THE United States open men’s soccer team, including Rock Canyon High School graduate and goalie Jacob Lissek, proudly represented the red, white and blue in Israel at the 19th World Maccabiah Games. In nail-biting fashion, the team defeated Argentina to win the gold medal for the first time.
Lissek and the team arrived in Israel on July 7 for training camp, 10 days prior to the start of competition. A team of athletes, aged 18-35, from all across the country, this was the first time the teammates met one another.
The soccer tournament started with group play. Seventeen teams were divided among four groups.
Uruguay was the U.S.’s first opponent. To much dismay, the team was shut out, 1-0.
“It was a major turning point because up until then, we had a couple scrimmages and had been beating teams pretty easily,” said Lissek.
The loss “was a real wake-up call for us. We came into [the tournament] downplaying the competition. Our heads were in the gold medal game already and we figured we were a shoe in to get there. Our coach [Preston Goldfarb] said [the loss] was the best thing that happened to us.”
Two days later, with an altered formation and Lissek in the goal, the team defeated Denmark 5-0.
To finish out group play, the team had to beat Mexico in order to move on to the quarter finals. The game was tied 2-2 with five minutes left. From far down the field, one of Lissek’s teammates scored the winning goal to give the Americans the 3-2 victory.
Germany was the team’s opponent in the quarter finals. For the second time, Lissek successfully blocked every shot and the team won 7-0.
Lissek said “we started hitting our stride” at this point in the tournament.
In the semifinals, Team U.S.A. squared off against Canada. For the third time, the team shut out its opponent, this time by a score of 5-0.
Finally, the championship game. Against Argentina, the favorite.
After 90 minutes of regulation, the game was deadlocked, 2-2. During the two 15 minute extra-time periods, no shots were converted to goals. Penalty kicks ensued.
Lissek was in the goal, ready to block any shot.

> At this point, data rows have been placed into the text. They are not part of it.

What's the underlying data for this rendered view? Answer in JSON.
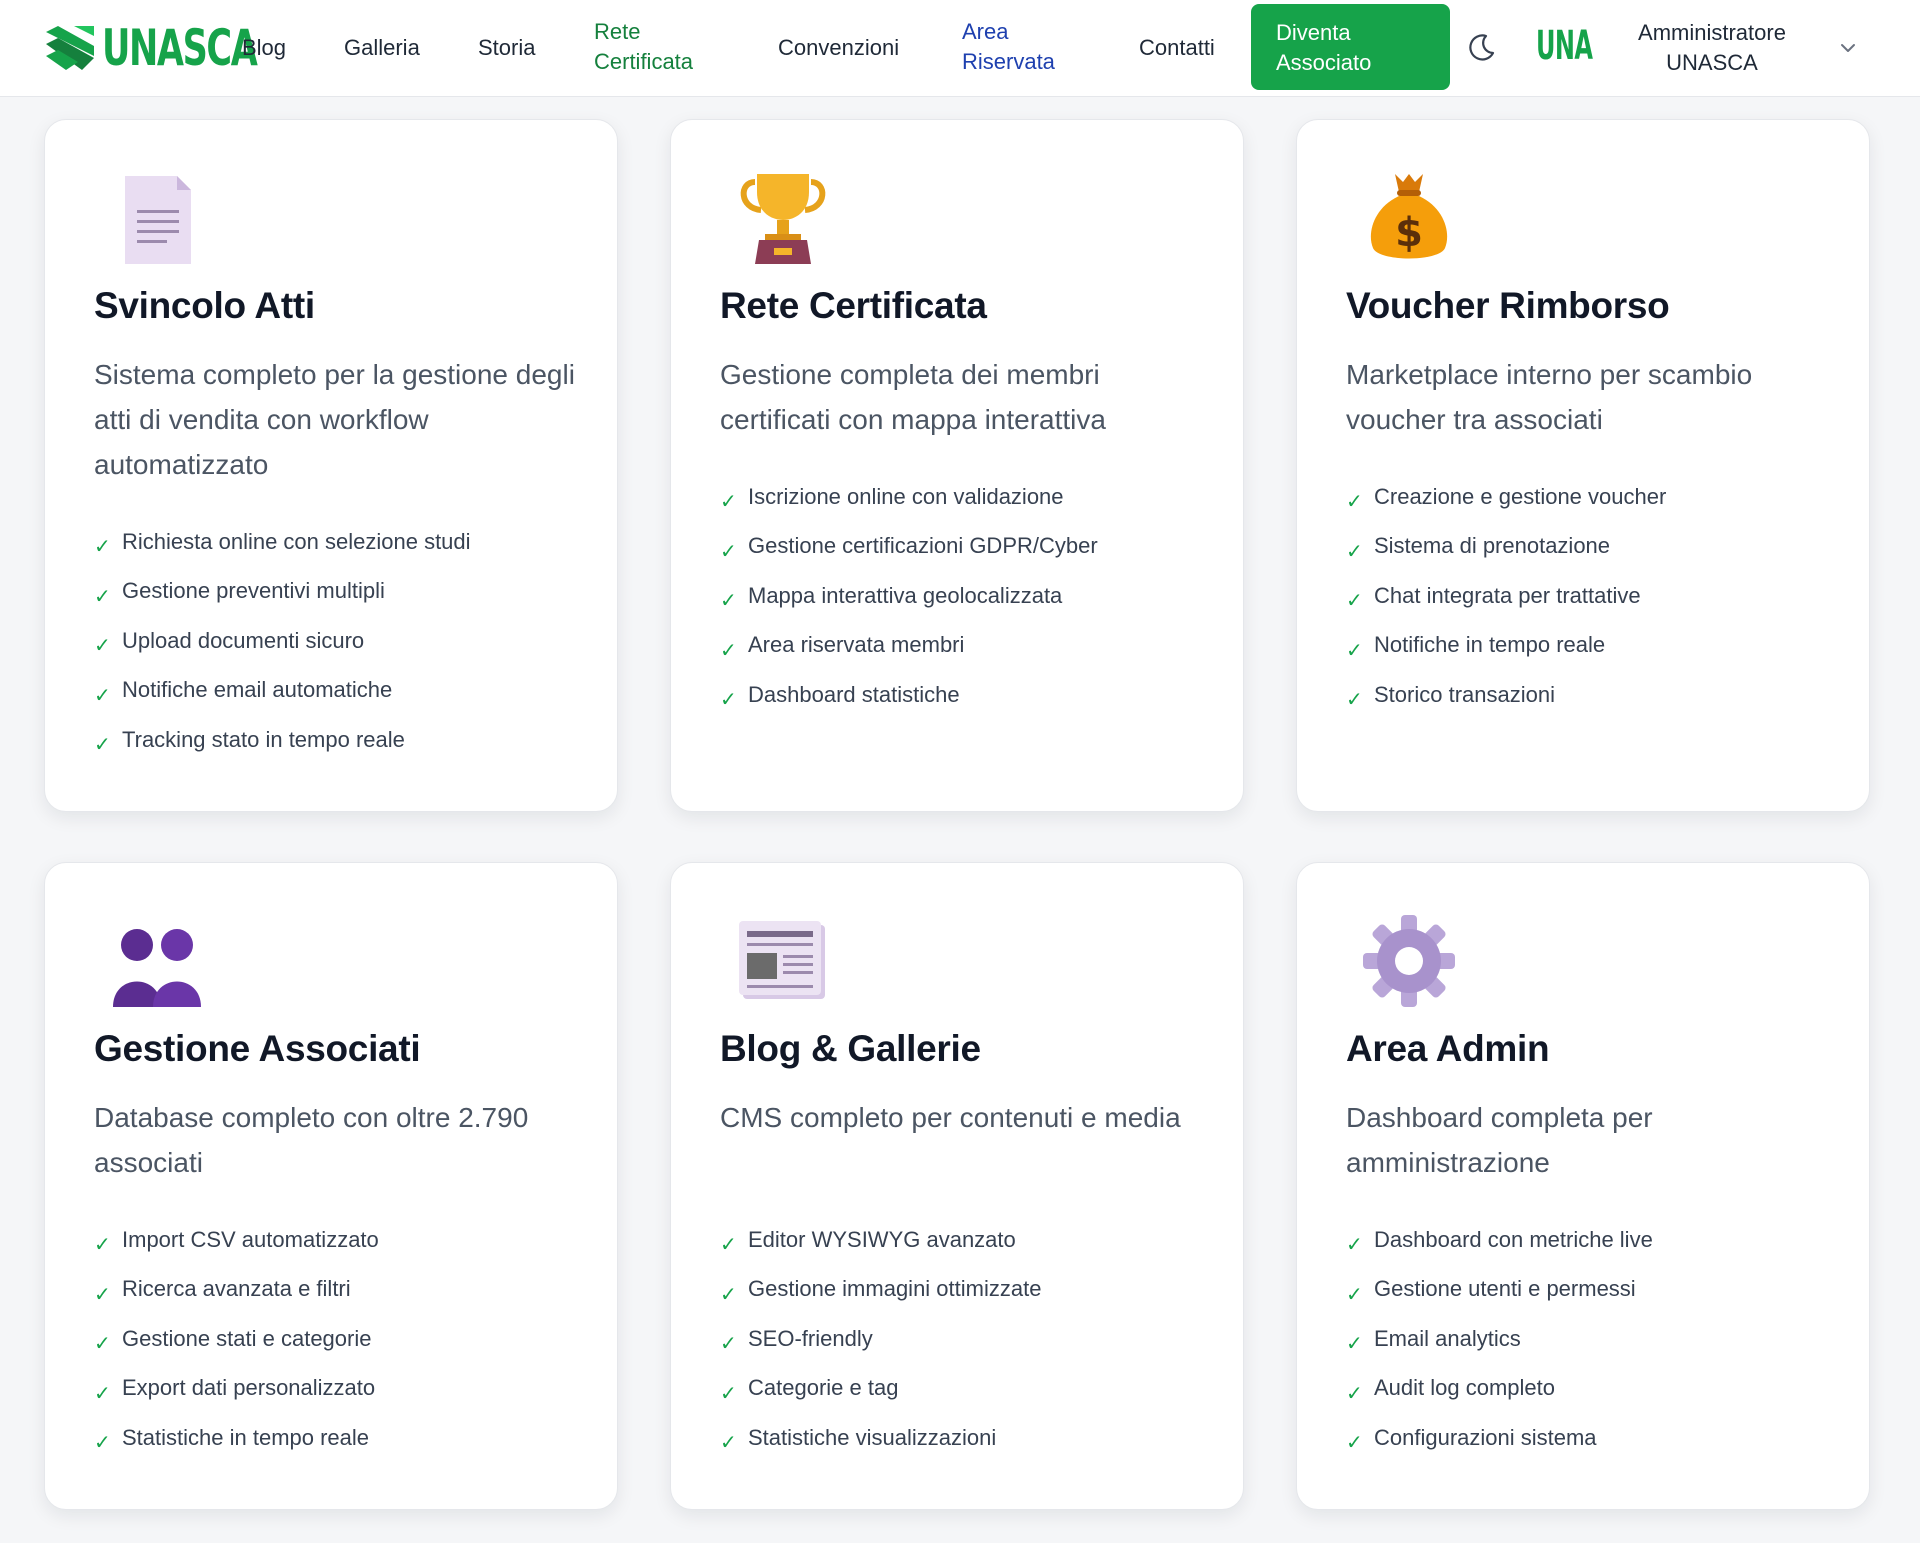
{
  "brand": {
    "name": "UNASCA",
    "secondary_logo": "UNA",
    "accent": "#16a34a"
  },
  "nav": {
    "links": [
      {
        "label": "Blog"
      },
      {
        "label": "Galleria"
      },
      {
        "label": "Storia"
      },
      {
        "label": "Rete Certificata"
      },
      {
        "label": "Convenzioni"
      },
      {
        "label": "Area Riservata"
      },
      {
        "label": "Contatti"
      }
    ],
    "cta_label": "Diventa Associato",
    "theme_toggle_icon": "moon-icon",
    "user_label": "Amministratore UNASCA",
    "user_menu_icon": "chevron-down-icon"
  },
  "cards": [
    {
      "icon": "document-icon",
      "title": "Svincolo Atti",
      "description": "Sistema completo per la gestione degli atti di vendita con workflow automatizzato",
      "features": [
        "Richiesta online con selezione studi",
        "Gestione preventivi multipli",
        "Upload documenti sicuro",
        "Notifiche email automatiche",
        "Tracking stato in tempo reale"
      ]
    },
    {
      "icon": "trophy-icon",
      "title": "Rete Certificata",
      "description": "Gestione completa dei membri certificati con mappa interattiva",
      "features": [
        "Iscrizione online con validazione",
        "Gestione certificazioni GDPR/Cyber",
        "Mappa interattiva geolocalizzata",
        "Area riservata membri",
        "Dashboard statistiche"
      ]
    },
    {
      "icon": "money-bag-icon",
      "title": "Voucher Rimborso",
      "description": "Marketplace interno per scambio voucher tra associati",
      "features": [
        "Creazione e gestione voucher",
        "Sistema di prenotazione",
        "Chat integrata per trattative",
        "Notifiche in tempo reale",
        "Storico transazioni"
      ]
    },
    {
      "icon": "users-icon",
      "title": "Gestione Associati",
      "description": "Database completo con oltre 2.790 associati",
      "features": [
        "Import CSV automatizzato",
        "Ricerca avanzata e filtri",
        "Gestione stati e categorie",
        "Export dati personalizzato",
        "Statistiche in tempo reale"
      ]
    },
    {
      "icon": "newspaper-icon",
      "title": "Blog & Gallerie",
      "description": "CMS completo per contenuti e media",
      "features": [
        "Editor WYSIWYG avanzato",
        "Gestione immagini ottimizzate",
        "SEO-friendly",
        "Categorie e tag",
        "Statistiche visualizzazioni"
      ]
    },
    {
      "icon": "gear-icon",
      "title": "Area Admin",
      "description": "Dashboard completa per amministrazione",
      "features": [
        "Dashboard con metriche live",
        "Gestione utenti e permessi",
        "Email analytics",
        "Audit log completo",
        "Configurazioni sistema"
      ]
    }
  ]
}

With the help of last year’s college season experience, he prevented two of five goals.
“If I try to focus on the whole shoot out, it’s a daunting task, facing five guys from 12 yards out. If I focus on only one guy at a time, then it becomes a lot easier and I don’t worry about previous [shots].”
In the most exciting way possible, the Americans triumphed over the Argentineans, 4-3. The winning penalty kick was scored by the only returning open team member and team captain, Scott Rowling.

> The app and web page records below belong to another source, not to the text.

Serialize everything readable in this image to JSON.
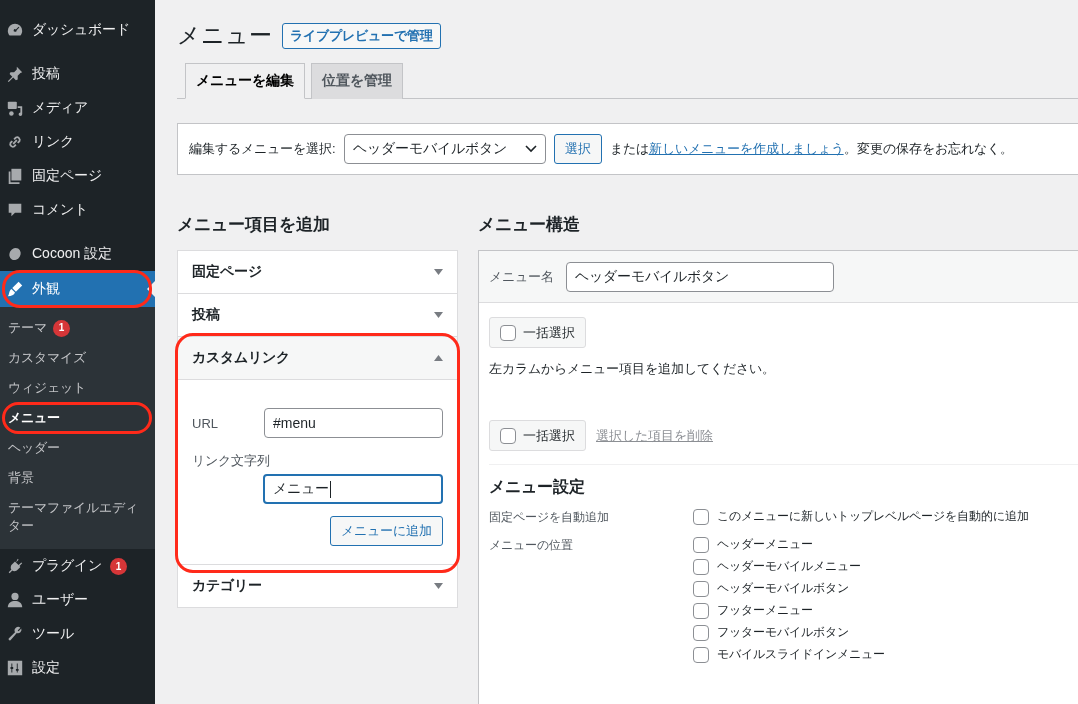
{
  "sidebar": {
    "groups": [
      [
        {
          "label": "ダッシュボード",
          "selected": false,
          "highlighted": false
        }
      ],
      [
        {
          "label": "投稿",
          "selected": false,
          "highlighted": false
        },
        {
          "label": "メディア",
          "selected": false,
          "highlighted": false
        },
        {
          "label": "リンク",
          "selected": false,
          "highlighted": false
        },
        {
          "label": "固定ページ",
          "selected": false,
          "highlighted": false
        },
        {
          "label": "コメント",
          "selected": false,
          "highlighted": false
        }
      ],
      [
        {
          "label": "Cocoon 設定",
          "selected": false,
          "highlighted": false
        },
        {
          "label": "外観",
          "selected": true,
          "highlighted": true,
          "children": [
            {
              "label": "テーマ",
              "badge": "1",
              "selected": false,
              "highlighted": false
            },
            {
              "label": "カスタマイズ",
              "selected": false,
              "highlighted": false
            },
            {
              "label": "ウィジェット",
              "selected": false,
              "highlighted": false
            },
            {
              "label": "メニュー",
              "selected": true,
              "highlighted": true
            },
            {
              "label": "ヘッダー",
              "selected": false,
              "highlighted": false
            },
            {
              "label": "背景",
              "selected": false,
              "highlighted": false
            },
            {
              "label": "テーマファイルエディター",
              "selected": false,
              "highlighted": false
            }
          ]
        },
        {
          "label": "プラグイン",
          "badge": "1",
          "selected": false,
          "highlighted": false
        },
        {
          "label": "ユーザー",
          "selected": false,
          "highlighted": false
        },
        {
          "label": "ツール",
          "selected": false,
          "highlighted": false
        },
        {
          "label": "設定",
          "selected": false,
          "highlighted": false
        }
      ]
    ]
  },
  "page": {
    "title": "メニュー",
    "action_button": "ライブプレビューで管理"
  },
  "tabs": [
    {
      "label": "メニューを編集",
      "selected": true
    },
    {
      "label": "位置を管理",
      "selected": false
    }
  ],
  "menu_select": {
    "label": "編集するメニューを選択:",
    "value": "ヘッダーモバイルボタン",
    "button": "選択",
    "text_before": "または",
    "link": "新しいメニューを作成しましょう",
    "text_after": "。変更の保存をお忘れなく。"
  },
  "add_items": {
    "heading": "メニュー項目を追加",
    "sections": [
      {
        "title": "固定ページ",
        "expanded": false,
        "highlighted": false
      },
      {
        "title": "投稿",
        "expanded": false,
        "highlighted": false
      },
      {
        "title": "カスタムリンク",
        "expanded": true,
        "highlighted": true,
        "fields": [
          {
            "label": "URL",
            "value": "#menu",
            "focused": false
          },
          {
            "label": "リンク文字列",
            "value": "メニュー",
            "focused": true
          }
        ],
        "button": "メニューに追加"
      },
      {
        "title": "カテゴリー",
        "expanded": false,
        "highlighted": false
      }
    ]
  },
  "structure": {
    "heading": "メニュー構造",
    "name_label": "メニュー名",
    "name_value": "ヘッダーモバイルボタン",
    "bulk_top": {
      "label": "一括選択",
      "checked": false
    },
    "instructions": "左カラムからメニュー項目を追加してください。",
    "bulk_bottom": {
      "label": "一括選択",
      "checked": false
    },
    "delete_link": {
      "label": "選択した項目を削除",
      "disabled": true
    },
    "settings": {
      "heading": "メニュー設定",
      "rows": [
        {
          "label": "固定ページを自動追加",
          "options": [
            {
              "label": "このメニューに新しいトップレベルページを自動的に追加",
              "checked": false
            }
          ]
        },
        {
          "label": "メニューの位置",
          "options": [
            {
              "label": "ヘッダーメニュー",
              "checked": false
            },
            {
              "label": "ヘッダーモバイルメニュー",
              "checked": false
            },
            {
              "label": "ヘッダーモバイルボタン",
              "checked": false
            },
            {
              "label": "フッターメニュー",
              "checked": false
            },
            {
              "label": "フッターモバイルボタン",
              "checked": false
            },
            {
              "label": "モバイルスライドインメニュー",
              "checked": false
            }
          ]
        }
      ]
    }
  }
}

After a 76-year dry spell — the entire existence of the World Maccabiah Games in Israel — the men’s soccer team finally won the gold medal.
“OUR coach said before the game, ‘It’s not often that you get a chance to do something no one has done before.’

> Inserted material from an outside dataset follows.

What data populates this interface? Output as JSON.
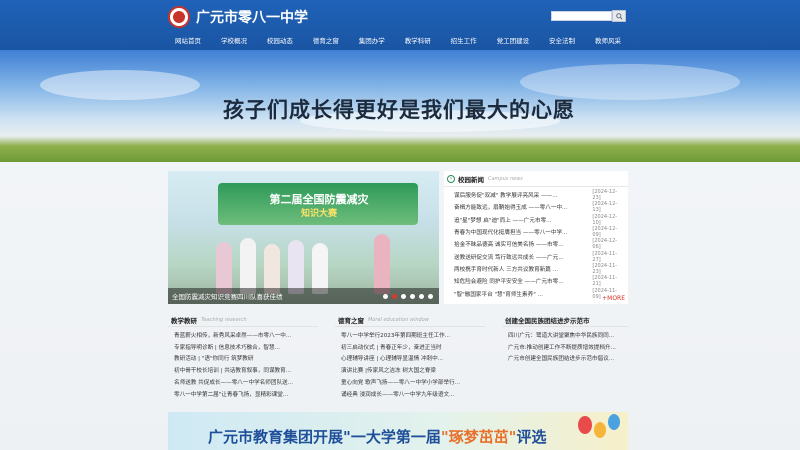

“To take that away — the first soccer team on the men’s side to win gold — that’s something that no matter how many times [the US] wins gold in the future, we will always be the first. That’s pretty cool to think about.”
Had it not been for Seth Roland, Lissek’s soccer coach at Fairleigh Dickinson University and 2009 Maccabi coach, Lissek wouldn’t have thought about participating. He’s very thankful he was able to represent America in the Jewish homeland.
“It exceeded my expectations, not only with soccer but with touring,” said Lissek.
Being in Israel was “awe-inspiring. I got a deeper connection than I thought I would.”
On the soccer pitch, “to look around and have everybody be Jewish was special to see. It’s not often, or ever, that that happens.”
Lissek found it very interesting that countries one wouldn’t expect to have a strong Jewish soccer team, do.
“Most of them have been playing together on a club team. They don’t have big tryouts like we have. It was very cool to know that there are Jews all over the world playing soccer at competitive levels.”
Lissek, son of Dan and Ellyn Lissek of Highlands Ranch, is now preparing for his senior year of soccer.
He will play against two of his Maccabi teammates when Fairleigh Dickinson faces Northwestern. After graduation, he hopes to play professional soccer or coach.
“I have a real passion for the sport. I’m a director of a youth goalkeeping club [in New Jersey], and in Denver, I coach and ref. [My dad and I] always watch soccer on TV.
“It’s such a wonderful part of my life.”
Copyright © 2013 by the Intermountain Jewish News